We all have an ecological footprint, but often, we aren’t aware of which of our individual actions has the biggest impact.
Seth Wynes, a former UBC PhD student in environmental geography says that intuitively, we tend to focus on actions that actually make only a small impact our greenhouse gas emissions.
Now a postdoc at Concordia University in Edmonton, Seth studies climate change mitigation, and in past studies made use of a life-cycle assessment approach to quantifying contributions to greenhouse gases. I began reading about Seth’s research a few years ago, when I was trying to figure out how I could reduce my own carbon footprint.
How can individuals contribute to climate action?
Around that time, when I asked others how they thought one could reduce their impact on the environment, they suggested things like using fewer plastic bags when shopping, or turning the lights off when you leave a room.
“Those topics are very mentally accessible, but actually don’t have a big carbon footprint,” Seth told me in an interview.
These are his first-line recommendations:
• eat a plant-based diet
• avoid air travel
• try to live car free
All three require substantial adjustments in our choices as individuals, as we navigate the complexities of working and studying on campus in the midst of the pandemic.
Committing to carbon reduction can start with focusing on just one of these recommendations. As an individual, your biggest cause of emissions depends on your lifestyle.
If you want to dive into finding out more about your individual footprint, there are several tools available online you can use.
Another way to reduce your footprint involves your wallet. Green financing means pursuing an investment strategy that avoids fossil fuel companies and other environmentally damaging businesses.
The same idea applies to green energy: where you can, switch to cleanly generated sources of fuel and power, in the way you heat your home, cook your food, and run your lawn mower.
Diminish the footprint – but maximize your handprint
While it’s great to reduce your own emissions, the effects of those actions are limited in the context of a society that is still based on fossil fuels, according to Seth. The very infrastructure we use—like cars and public buildings—is damaging for the environment.
“It’s very important that we change the structure and the social norms that cause so much pollution,” said Seth.

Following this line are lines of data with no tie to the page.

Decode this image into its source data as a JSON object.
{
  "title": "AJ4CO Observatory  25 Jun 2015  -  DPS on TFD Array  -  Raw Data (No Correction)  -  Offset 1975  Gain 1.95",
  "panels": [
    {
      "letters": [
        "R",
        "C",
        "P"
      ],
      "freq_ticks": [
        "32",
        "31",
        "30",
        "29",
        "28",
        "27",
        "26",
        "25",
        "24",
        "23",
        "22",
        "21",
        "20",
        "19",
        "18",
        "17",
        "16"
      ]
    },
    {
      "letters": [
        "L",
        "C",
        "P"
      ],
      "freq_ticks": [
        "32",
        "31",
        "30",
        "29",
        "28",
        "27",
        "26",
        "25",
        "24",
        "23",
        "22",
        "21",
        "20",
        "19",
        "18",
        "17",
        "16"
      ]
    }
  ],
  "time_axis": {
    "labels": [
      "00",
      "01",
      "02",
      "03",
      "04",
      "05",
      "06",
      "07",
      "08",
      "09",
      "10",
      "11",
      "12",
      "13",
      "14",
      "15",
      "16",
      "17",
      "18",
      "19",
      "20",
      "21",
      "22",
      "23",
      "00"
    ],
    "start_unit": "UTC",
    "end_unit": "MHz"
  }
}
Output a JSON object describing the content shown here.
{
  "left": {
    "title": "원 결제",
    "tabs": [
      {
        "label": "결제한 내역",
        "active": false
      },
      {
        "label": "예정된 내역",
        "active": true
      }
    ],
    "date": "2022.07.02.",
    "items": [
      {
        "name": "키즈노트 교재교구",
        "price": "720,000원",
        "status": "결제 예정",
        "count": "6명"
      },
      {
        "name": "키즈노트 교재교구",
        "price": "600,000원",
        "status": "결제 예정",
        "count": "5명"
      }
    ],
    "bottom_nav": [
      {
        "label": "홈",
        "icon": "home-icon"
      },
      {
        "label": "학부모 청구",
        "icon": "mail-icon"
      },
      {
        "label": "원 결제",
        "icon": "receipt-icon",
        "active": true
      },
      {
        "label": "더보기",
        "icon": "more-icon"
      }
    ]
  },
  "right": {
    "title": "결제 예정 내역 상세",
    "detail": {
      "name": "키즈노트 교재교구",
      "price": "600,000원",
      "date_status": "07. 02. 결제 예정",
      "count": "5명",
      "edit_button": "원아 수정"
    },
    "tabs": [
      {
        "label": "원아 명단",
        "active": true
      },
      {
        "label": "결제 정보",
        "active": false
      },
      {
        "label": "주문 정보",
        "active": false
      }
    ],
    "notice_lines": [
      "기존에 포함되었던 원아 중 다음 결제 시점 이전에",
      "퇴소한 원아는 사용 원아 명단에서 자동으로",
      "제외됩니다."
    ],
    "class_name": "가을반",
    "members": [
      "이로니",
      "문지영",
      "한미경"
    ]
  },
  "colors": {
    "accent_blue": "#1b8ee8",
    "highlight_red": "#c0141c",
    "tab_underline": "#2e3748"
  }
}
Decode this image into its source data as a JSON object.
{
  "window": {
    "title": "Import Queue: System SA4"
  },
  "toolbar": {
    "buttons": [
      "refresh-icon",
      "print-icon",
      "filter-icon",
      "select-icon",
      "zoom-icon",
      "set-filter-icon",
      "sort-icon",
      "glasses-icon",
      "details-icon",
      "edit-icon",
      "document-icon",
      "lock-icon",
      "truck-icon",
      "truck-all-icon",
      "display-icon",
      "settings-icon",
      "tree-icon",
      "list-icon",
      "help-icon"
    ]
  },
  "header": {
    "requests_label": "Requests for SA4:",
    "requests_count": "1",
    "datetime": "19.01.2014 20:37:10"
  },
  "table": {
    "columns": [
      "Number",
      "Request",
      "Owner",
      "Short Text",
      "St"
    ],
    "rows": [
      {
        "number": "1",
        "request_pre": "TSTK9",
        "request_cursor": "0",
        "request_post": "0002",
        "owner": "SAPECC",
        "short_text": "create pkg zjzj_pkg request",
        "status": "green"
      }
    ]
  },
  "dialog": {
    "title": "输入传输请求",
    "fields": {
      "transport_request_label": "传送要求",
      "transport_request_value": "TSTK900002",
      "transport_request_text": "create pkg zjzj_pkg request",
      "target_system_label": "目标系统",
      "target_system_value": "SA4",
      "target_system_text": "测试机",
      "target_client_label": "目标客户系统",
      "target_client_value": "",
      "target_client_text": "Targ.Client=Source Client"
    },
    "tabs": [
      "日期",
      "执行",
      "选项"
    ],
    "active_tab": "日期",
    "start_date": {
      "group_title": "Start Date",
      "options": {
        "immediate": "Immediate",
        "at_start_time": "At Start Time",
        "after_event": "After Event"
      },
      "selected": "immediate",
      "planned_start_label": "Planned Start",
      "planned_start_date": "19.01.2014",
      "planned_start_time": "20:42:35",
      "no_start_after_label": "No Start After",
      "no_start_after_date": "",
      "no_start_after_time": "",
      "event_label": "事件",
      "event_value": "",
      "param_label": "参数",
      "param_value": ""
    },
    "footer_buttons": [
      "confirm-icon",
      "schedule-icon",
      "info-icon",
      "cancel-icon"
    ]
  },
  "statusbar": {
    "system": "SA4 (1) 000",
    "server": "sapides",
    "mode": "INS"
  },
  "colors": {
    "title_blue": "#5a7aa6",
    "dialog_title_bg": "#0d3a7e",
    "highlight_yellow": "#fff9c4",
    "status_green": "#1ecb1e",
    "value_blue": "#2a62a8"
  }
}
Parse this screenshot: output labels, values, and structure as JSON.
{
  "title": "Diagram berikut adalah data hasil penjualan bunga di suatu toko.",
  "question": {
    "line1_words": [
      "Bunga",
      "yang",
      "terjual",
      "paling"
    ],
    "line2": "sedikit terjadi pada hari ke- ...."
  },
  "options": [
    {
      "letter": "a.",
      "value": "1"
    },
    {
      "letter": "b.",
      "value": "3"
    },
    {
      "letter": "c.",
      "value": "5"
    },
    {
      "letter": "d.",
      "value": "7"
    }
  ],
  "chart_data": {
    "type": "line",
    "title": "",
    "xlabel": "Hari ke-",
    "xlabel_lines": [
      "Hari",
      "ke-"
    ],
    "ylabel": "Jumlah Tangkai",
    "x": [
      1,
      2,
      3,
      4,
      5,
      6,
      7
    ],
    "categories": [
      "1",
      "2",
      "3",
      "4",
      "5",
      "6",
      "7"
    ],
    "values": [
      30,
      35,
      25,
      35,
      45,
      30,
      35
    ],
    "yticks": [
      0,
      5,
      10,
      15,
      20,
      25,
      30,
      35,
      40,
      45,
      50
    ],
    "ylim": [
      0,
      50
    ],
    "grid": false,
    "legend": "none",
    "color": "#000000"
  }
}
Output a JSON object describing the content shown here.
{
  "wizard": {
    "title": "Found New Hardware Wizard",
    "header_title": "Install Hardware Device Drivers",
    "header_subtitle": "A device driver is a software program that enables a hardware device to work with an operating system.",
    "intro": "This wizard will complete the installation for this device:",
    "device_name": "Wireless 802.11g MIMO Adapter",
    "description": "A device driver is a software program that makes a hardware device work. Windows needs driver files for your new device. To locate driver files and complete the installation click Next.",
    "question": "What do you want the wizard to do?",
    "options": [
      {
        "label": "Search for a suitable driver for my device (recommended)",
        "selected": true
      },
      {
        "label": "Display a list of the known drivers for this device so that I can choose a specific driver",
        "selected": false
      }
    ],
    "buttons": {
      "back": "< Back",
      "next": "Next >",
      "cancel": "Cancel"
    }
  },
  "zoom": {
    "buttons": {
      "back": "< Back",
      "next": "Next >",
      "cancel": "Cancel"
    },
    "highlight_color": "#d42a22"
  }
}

This idea is sometimes called the ‘carbon handprint,’ and summarizes all actions which lie outside of your direct behavior and consumption.
“Contact your member of parliament, vote for politicians with ambitious climate platforms, and join an organization that fights for change,” Seth adds. He recently published a paper in Cell Press’s One Earth where he showed that voting for a conservative party in Canadian elections results in a drastic increase of emissions. Hence, voting is an important part of your handprint.
There are many other options. “We each should find the biggest leaver to pull on and pull on it as hard as we can” Seth says.
The special role of people at UBC and in Vancouver
I always ask my interview subjects how their research topics are related to people in our community, specifically to the UBC community, and the city we call home.
“If you’re studying or working at UBC, there’s a big chance you have, or will have a big influence on the society,” Seth observed. And indeed, UBC researchers are lighting the way: Electrical and Computer Engineering Professor Alireza Nojey, and Vanier scholar Ehsanur Rahman are evaluating ways to harness the heat of the sun to boost solar generation efficiency with thermionics.
In Vancouver, in contrast to other places in Canada, it is possible to live without a car, because public transportation and bike lanes are well established. To further promote this, Seth suggested encouraging the city to densify public transit stations, improve bike infrastructure and make it easier to choose not to drive. Alternative transportation prevents air pollution, decreases road fatalities, and is good for the climate – a win-win-win situation.
This article was written by Dr. Moritz Koch, a postdoctoral fellow in the Department of Microbiology and Immunology working in the Hallam lab. Moritz recently took 1st place speaking about his cynobacteria research in the UBC Postdoctoral Association 3-Minute Postdoc Slam on Aug. 3, 2021.
Seth Wynes and Kimberly A Nicholas 2017 Environ. Res. Lett. 12 074024